Entries from a dataset of interfaces
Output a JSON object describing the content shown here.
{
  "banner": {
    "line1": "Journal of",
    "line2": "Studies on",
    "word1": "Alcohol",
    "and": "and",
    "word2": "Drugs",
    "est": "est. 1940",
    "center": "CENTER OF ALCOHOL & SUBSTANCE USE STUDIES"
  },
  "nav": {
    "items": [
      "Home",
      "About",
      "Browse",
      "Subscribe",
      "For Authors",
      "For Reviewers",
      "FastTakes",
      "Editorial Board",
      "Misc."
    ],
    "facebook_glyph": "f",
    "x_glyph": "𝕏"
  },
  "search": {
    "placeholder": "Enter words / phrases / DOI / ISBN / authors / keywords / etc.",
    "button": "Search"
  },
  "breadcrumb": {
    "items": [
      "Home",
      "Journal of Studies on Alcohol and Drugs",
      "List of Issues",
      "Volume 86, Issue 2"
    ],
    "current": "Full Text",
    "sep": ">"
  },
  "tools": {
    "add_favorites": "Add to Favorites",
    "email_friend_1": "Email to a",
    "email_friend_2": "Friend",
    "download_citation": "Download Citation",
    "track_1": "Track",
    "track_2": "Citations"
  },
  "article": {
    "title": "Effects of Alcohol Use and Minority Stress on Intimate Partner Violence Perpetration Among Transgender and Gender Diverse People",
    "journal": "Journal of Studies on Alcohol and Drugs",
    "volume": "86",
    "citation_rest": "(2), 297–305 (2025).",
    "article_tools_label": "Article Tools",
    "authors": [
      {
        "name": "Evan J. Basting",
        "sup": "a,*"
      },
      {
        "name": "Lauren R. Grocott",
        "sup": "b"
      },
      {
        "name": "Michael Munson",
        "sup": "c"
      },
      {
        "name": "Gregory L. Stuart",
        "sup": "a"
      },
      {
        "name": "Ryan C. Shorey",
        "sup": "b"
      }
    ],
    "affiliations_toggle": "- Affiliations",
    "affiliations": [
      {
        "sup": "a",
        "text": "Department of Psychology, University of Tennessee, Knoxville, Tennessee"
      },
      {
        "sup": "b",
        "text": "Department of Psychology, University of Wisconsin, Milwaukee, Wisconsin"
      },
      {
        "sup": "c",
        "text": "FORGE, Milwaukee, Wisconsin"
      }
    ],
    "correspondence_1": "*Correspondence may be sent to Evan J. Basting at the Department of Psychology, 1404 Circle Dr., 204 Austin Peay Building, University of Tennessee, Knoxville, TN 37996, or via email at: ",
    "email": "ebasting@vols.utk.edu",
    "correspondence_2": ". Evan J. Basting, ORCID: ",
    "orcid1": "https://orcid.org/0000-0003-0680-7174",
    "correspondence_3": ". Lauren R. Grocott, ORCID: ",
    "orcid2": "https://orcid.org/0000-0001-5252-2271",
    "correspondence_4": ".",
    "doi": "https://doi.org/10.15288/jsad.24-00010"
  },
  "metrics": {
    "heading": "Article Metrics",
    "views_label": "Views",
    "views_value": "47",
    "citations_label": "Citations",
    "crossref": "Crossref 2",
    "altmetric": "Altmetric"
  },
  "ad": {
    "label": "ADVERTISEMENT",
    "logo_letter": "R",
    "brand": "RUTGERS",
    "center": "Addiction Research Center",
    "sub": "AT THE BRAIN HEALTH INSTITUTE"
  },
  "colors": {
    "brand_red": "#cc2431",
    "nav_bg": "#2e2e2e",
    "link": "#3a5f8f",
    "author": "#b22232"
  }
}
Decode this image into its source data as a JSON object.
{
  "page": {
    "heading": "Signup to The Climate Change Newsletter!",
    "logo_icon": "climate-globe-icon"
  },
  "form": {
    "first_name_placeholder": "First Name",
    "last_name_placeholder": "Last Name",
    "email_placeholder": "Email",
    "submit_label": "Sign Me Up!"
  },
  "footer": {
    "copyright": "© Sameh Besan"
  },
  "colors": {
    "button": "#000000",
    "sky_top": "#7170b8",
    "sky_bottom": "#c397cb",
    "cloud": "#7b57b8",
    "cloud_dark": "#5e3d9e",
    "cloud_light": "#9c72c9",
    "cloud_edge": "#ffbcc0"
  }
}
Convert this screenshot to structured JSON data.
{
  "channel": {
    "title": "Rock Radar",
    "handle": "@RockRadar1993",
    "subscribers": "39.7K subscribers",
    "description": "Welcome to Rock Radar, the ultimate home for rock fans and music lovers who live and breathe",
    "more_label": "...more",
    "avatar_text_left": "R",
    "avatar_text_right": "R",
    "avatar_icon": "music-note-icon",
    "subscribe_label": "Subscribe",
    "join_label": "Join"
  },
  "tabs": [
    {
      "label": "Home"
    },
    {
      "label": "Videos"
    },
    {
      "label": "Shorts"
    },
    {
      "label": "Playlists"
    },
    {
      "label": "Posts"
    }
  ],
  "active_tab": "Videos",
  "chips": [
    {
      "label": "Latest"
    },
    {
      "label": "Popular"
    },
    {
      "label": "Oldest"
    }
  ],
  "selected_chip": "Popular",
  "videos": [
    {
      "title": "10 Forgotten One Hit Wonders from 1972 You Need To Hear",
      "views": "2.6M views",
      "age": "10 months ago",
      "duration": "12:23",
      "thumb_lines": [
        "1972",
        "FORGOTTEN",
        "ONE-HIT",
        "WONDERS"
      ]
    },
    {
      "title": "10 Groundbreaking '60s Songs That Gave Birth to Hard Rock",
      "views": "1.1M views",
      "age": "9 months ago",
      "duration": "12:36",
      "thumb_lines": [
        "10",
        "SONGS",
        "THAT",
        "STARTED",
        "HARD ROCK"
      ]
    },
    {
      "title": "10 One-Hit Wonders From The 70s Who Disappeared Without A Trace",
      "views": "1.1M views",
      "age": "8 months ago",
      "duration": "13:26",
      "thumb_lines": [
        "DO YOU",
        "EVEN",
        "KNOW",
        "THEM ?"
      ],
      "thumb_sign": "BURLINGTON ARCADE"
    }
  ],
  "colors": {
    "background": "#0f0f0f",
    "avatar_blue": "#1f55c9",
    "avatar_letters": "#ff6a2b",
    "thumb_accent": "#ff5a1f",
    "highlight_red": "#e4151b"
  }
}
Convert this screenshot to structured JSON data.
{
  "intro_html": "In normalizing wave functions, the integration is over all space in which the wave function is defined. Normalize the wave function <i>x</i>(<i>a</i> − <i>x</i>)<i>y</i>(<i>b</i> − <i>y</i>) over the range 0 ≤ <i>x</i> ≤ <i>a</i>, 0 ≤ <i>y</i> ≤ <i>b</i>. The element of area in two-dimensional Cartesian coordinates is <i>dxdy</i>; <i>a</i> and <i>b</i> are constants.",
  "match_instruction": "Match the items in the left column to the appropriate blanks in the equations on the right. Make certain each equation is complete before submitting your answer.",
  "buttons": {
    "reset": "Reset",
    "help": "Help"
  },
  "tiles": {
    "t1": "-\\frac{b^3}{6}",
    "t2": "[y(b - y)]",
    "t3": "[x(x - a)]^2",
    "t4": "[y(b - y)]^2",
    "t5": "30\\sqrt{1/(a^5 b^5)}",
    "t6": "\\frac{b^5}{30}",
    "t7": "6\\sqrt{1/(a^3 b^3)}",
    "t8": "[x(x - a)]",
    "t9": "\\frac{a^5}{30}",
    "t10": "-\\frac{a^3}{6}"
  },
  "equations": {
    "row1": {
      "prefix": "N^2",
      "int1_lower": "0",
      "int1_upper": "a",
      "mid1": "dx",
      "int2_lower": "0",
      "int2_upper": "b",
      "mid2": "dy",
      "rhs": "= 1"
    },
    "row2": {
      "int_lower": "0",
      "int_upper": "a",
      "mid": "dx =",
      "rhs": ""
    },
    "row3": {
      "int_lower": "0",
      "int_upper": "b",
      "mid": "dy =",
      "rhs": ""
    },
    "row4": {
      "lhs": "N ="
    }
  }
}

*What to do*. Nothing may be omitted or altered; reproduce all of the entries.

*Finished exercise*.
Output a JSON object describing the content shown here.
{
  "banner": {
    "line1": "Journal of",
    "line2": "Studies on",
    "word1": "Alcohol",
    "and": "and",
    "word2": "Drugs",
    "est": "est. 1940",
    "center": "CENTER OF ALCOHOL & SUBSTANCE USE STUDIES"
  },
  "nav": {
    "items": [
      "Home",
      "About",
      "Browse",
      "Subscribe",
      "For Authors",
      "For Reviewers",
      "FastTakes",
      "Editorial Board",
      "Misc."
    ],
    "facebook_glyph": "f",
    "x_glyph": "𝕏"
  },
  "search": {
    "placeholder": "Enter words / phrases / DOI / ISBN / authors / keywords / etc.",
    "button": "Search"
  },
  "breadcrumb": {
    "items": [
      "Home",
      "Journal of Studies on Alcohol and Drugs",
      "List of Issues",
      "Volume 86, Issue 2"
    ],
    "current": "Full Text",
    "sep": ">"
  },
  "tools": {
    "add_favorites": "Add to Favorites",
    "email_friend_1": "Email to a",
    "email_friend_2": "Friend",
    "download_citation": "Download Citation",
    "track_1": "Track",
    "track_2": "Citations"
  },
  "article": {
    "title": "Effects of Alcohol Use and Minority Stress on Intimate Partner Violence Perpetration Among Transgender and Gender Diverse People",
    "journal": "Journal of Studies on Alcohol and Drugs",
    "volume": "86",
    "citation_rest": "(2), 297–305 (2025).",
    "article_tools_label": "Article Tools",
    "authors": [
      {
        "name": "Evan J. Basting",
        "sup": "a,*"
      },
      {
        "name": "Lauren R. Grocott",
        "sup": "b"
      },
      {
        "name": "Michael Munson",
        "sup": "c"
      },
      {
        "name": "Gregory L. Stuart",
        "sup": "a"
      },
      {
        "name": "Ryan C. Shorey",
        "sup": "b"
      }
    ],
    "affiliations_toggle": "- Affiliations",
    "affiliations": [
      {
        "sup": "a",
        "text": "Department of Psychology, University of Tennessee, Knoxville, Tennessee"
      },
      {
        "sup": "b",
        "text": "Department of Psychology, University of Wisconsin, Milwaukee, Wisconsin"
      },
      {
        "sup": "c",
        "text": "FORGE, Milwaukee, Wisconsin"
      }
    ],
    "correspondence_1": "*Correspondence may be sent to Evan J. Basting at the Department of Psychology, 1404 Circle Dr., 204 Austin Peay Building, University of Tennessee, Knoxville, TN 37996, or via email at: ",
    "email": "ebasting@vols.utk.edu",
    "correspondence_2": ". Evan J. Basting, ORCID: ",
    "orcid1": "https://orcid.org/0000-0003-0680-7174",
    "correspondence_3": ". Lauren R. Grocott, ORCID: ",
    "orcid2": "https://orcid.org/0000-0001-5252-2271",
    "correspondence_4": ".",
    "doi": "https://doi.org/10.15288/jsad.24-00010"
  },
  "metrics": {
    "heading": "Article Metrics",
    "views_label": "Views",
    "views_value": "47",
    "citations_label": "Citations",
    "crossref": "Crossref 2",
    "altmetric": "Altmetric"
  },
  "ad": {
    "label": "ADVERTISEMENT",
    "logo_letter": "R",
    "brand": "RUTGERS",
    "center": "Addiction Research Center",
    "sub": "AT THE BRAIN HEALTH INSTITUTE"
  },
  "colors": {
    "brand_red": "#cc2431",
    "nav_bg": "#2e2e2e",
    "link": "#3a5f8f",
    "author": "#b22232"
  }
}
Decode this image into its source data as a JSON object.
{
  "page": {
    "heading": "Signup to The Climate Change Newsletter!",
    "logo_icon": "climate-globe-icon"
  },
  "form": {
    "first_name_placeholder": "First Name",
    "last_name_placeholder": "Last Name",
    "email_placeholder": "Email",
    "submit_label": "Sign Me Up!"
  },
  "footer": {
    "copyright": "© Sameh Besan"
  },
  "colors": {
    "button": "#000000",
    "sky_top": "#7170b8",
    "sky_bottom": "#c397cb",
    "cloud": "#7b57b8",
    "cloud_dark": "#5e3d9e",
    "cloud_light": "#9c72c9",
    "cloud_edge": "#ffbcc0"
  }
}
Convert this screenshot to structured JSON data.
{
  "channel": {
    "title": "Rock Radar",
    "handle": "@RockRadar1993",
    "subscribers": "39.7K subscribers",
    "description": "Welcome to Rock Radar, the ultimate home for rock fans and music lovers who live and breathe",
    "more_label": "...more",
    "avatar_text_left": "R",
    "avatar_text_right": "R",
    "avatar_icon": "music-note-icon",
    "subscribe_label": "Subscribe",
    "join_label": "Join"
  },
  "tabs": [
    {
      "label": "Home"
    },
    {
      "label": "Videos"
    },
    {
      "label": "Shorts"
    },
    {
      "label": "Playlists"
    },
    {
      "label": "Posts"
    }
  ],
  "active_tab": "Videos",
  "chips": [
    {
      "label": "Latest"
    },
    {
      "label": "Popular"
    },
    {
      "label": "Oldest"
    }
  ],
  "selected_chip": "Popular",
  "videos": [
    {
      "title": "10 Forgotten One Hit Wonders from 1972 You Need To Hear",
      "views": "2.6M views",
      "age": "10 months ago",
      "duration": "12:23",
      "thumb_lines": [
        "1972",
        "FORGOTTEN",
        "ONE-HIT",
        "WONDERS"
      ]
    },
    {
      "title": "10 Groundbreaking '60s Songs That Gave Birth to Hard Rock",
      "views": "1.1M views",
      "age": "9 months ago",
      "duration": "12:36",
      "thumb_lines": [
        "10",
        "SONGS",
        "THAT",
        "STARTED",
        "HARD ROCK"
      ]
    },
    {
      "title": "10 One-Hit Wonders From The 70s Who Disappeared Without A Trace",
      "views": "1.1M views",
      "age": "8 months ago",
      "duration": "13:26",
      "thumb_lines": [
        "DO YOU",
        "EVEN",
        "KNOW",
        "THEM ?"
      ],
      "thumb_sign": "BURLINGTON ARCADE"
    }
  ],
  "colors": {
    "background": "#0f0f0f",
    "avatar_blue": "#1f55c9",
    "avatar_letters": "#ff6a2b",
    "thumb_accent": "#ff5a1f",
    "highlight_red": "#e4151b"
  }
}
Convert this screenshot to structured JSON data.
{
  "intro_html": "In normalizing wave functions, the integration is over all space in which the wave function is defined. Normalize the wave function <i>x</i>(<i>a</i> − <i>x</i>)<i>y</i>(<i>b</i> − <i>y</i>) over the range 0 ≤ <i>x</i> ≤ <i>a</i>, 0 ≤ <i>y</i> ≤ <i>b</i>. The element of area in two-dimensional Cartesian coordinates is <i>dxdy</i>; <i>a</i> and <i>b</i> are constants.",
  "match_instruction": "Match the items in the left column to the appropriate blanks in the equations on the right. Make certain each equation is complete before submitting your answer.",
  "buttons": {
    "reset": "Reset",
    "help": "Help"
  },
  "tiles": {
    "t1": "-\\frac{b^3}{6}",
    "t2": "[y(b - y)]",
    "t3": "[x(x - a)]^2",
    "t4": "[y(b - y)]^2",
    "t5": "30\\sqrt{1/(a^5 b^5)}",
    "t6": "\\frac{b^5}{30}",
    "t7": "6\\sqrt{1/(a^3 b^3)}",
    "t8": "[x(x - a)]",
    "t9": "\\frac{a^5}{30}",
    "t10": "-\\frac{a^3}{6}"
  },
  "equations": {
    "row1": {
      "prefix": "N^2",
      "int1_lower": "0",
      "int1_upper": "a",
      "mid1": "dx",
      "int2_lower": "0",
      "int2_upper": "b",
      "mid2": "dy",
      "rhs": "= 1"
    },
    "row2": {
      "int_lower": "0",
      "int_upper": "a",
      "mid": "dx =",
      "rhs": ""
    },
    "row3": {
      "int_lower": "0",
      "int_upper": "b",
      "mid": "dy =",
      "rhs": ""
    },
    "row4": {
      "lhs": "N ="
    }
  }
}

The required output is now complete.